→ **EXERCISE INSTRUCTIONS**:
Where does the string "value" occur in the records below? Copy every line that holds it.

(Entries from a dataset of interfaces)
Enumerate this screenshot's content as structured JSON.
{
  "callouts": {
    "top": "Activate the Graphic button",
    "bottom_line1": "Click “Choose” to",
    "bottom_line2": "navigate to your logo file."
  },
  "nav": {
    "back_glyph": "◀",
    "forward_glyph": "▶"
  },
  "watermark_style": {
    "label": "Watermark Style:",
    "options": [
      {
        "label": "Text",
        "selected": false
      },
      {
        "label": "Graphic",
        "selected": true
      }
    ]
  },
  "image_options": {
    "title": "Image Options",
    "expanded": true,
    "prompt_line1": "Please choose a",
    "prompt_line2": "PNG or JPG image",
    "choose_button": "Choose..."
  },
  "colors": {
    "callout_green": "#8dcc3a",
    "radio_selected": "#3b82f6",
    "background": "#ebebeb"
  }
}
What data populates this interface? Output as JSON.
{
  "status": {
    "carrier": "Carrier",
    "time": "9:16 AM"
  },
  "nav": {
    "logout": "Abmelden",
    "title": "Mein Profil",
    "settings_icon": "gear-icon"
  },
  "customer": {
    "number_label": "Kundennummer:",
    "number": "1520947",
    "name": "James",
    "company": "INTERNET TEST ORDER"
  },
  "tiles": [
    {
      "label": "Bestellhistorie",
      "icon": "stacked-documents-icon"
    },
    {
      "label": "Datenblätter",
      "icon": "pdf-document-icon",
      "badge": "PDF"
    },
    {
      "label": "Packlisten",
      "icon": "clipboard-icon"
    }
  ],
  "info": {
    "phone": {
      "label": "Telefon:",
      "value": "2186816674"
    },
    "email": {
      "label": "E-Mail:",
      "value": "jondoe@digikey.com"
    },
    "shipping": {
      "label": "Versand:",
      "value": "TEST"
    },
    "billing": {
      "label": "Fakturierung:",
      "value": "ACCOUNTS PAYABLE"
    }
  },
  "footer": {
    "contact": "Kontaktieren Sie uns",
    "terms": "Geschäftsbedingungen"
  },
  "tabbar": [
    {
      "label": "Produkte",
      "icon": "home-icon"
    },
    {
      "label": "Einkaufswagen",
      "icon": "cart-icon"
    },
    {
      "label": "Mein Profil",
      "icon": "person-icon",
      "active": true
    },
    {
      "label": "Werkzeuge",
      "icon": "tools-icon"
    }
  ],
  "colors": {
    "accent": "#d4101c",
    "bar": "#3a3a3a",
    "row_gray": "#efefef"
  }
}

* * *

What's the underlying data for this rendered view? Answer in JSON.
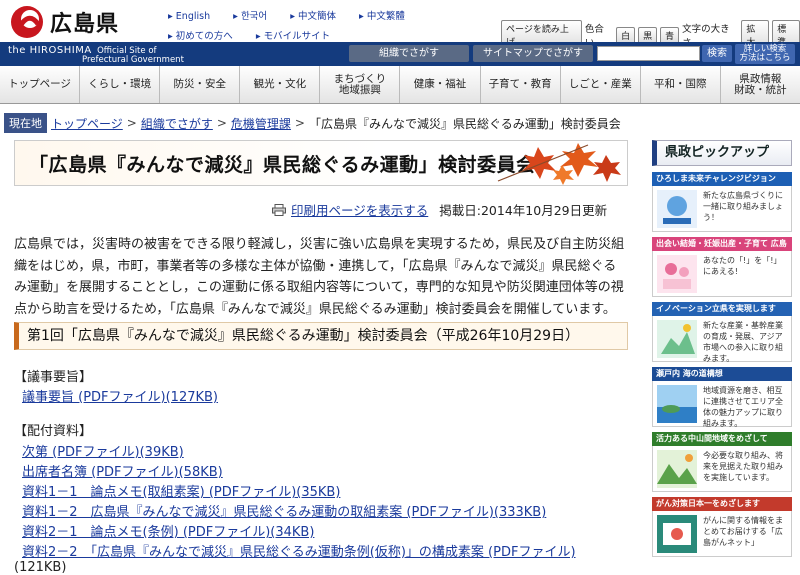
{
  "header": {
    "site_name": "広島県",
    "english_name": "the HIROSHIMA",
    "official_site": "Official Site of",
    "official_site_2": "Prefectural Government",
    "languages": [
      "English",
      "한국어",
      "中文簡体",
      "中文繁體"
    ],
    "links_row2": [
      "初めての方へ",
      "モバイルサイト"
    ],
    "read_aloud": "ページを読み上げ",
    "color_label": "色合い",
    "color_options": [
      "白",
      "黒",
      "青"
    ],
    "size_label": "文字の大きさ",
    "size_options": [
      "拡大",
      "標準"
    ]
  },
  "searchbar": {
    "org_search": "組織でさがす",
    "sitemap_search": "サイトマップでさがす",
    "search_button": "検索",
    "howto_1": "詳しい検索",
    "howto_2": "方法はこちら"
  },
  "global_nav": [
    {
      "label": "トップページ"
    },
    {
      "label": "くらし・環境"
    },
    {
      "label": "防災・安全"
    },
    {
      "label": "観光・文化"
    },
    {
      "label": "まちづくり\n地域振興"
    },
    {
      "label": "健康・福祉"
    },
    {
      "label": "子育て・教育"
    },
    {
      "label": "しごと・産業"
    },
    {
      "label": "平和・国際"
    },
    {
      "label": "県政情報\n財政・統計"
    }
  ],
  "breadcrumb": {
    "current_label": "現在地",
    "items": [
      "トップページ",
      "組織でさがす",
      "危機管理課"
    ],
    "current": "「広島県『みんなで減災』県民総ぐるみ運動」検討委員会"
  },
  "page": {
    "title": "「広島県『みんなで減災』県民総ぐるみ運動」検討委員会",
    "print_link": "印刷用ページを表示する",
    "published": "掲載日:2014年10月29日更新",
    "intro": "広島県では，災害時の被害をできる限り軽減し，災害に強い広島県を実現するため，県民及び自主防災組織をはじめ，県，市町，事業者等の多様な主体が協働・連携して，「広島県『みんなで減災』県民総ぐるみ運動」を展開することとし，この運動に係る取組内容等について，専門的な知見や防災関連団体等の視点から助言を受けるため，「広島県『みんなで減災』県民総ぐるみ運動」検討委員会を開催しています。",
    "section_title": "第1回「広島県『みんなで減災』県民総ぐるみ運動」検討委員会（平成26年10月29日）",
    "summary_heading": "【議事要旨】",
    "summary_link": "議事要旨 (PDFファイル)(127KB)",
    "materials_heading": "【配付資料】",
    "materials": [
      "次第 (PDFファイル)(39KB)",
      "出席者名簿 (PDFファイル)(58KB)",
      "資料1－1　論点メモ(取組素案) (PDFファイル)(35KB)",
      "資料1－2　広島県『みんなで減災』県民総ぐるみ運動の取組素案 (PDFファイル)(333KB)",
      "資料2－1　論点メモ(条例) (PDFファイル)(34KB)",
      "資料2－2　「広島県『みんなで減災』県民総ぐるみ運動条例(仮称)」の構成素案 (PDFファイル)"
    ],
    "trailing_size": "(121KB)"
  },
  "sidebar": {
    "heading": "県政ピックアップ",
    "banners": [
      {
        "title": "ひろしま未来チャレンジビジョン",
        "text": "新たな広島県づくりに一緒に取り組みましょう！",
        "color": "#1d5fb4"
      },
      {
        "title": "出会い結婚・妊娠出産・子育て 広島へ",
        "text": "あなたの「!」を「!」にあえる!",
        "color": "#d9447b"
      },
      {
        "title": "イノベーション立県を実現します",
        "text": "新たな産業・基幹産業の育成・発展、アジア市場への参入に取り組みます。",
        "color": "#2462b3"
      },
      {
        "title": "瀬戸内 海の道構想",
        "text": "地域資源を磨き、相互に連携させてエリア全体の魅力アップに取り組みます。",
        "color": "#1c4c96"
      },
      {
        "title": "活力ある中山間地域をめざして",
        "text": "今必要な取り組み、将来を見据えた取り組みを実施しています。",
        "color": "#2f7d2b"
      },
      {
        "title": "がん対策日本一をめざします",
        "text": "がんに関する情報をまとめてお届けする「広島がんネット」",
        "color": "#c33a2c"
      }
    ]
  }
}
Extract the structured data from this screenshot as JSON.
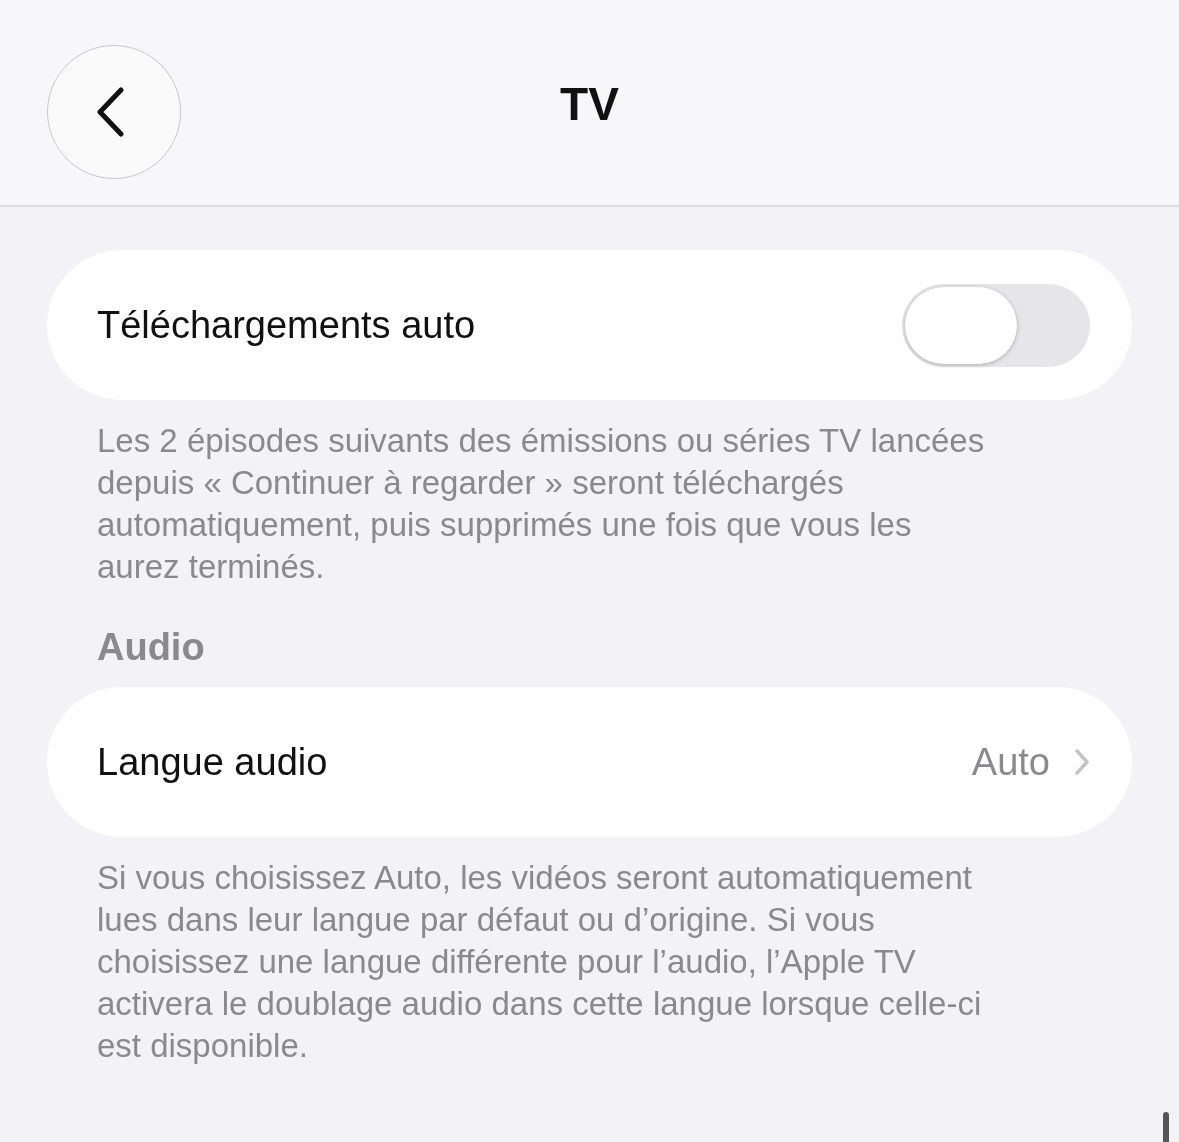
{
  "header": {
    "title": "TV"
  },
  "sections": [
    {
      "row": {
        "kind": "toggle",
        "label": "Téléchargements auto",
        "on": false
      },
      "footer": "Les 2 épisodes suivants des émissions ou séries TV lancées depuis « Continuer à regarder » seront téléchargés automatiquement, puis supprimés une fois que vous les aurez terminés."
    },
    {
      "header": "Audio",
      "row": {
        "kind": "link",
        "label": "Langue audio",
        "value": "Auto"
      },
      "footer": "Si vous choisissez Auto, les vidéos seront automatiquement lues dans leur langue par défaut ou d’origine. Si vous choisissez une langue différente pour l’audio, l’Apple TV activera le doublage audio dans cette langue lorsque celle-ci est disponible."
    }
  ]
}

→ **RESULT OF THE TASK**:
      "value": "2186816674"
      "value": "jondoe@digikey.com"
      "value": "TEST"
      "value": "ACCOUNTS PAYABLE"
        "value": "Auto"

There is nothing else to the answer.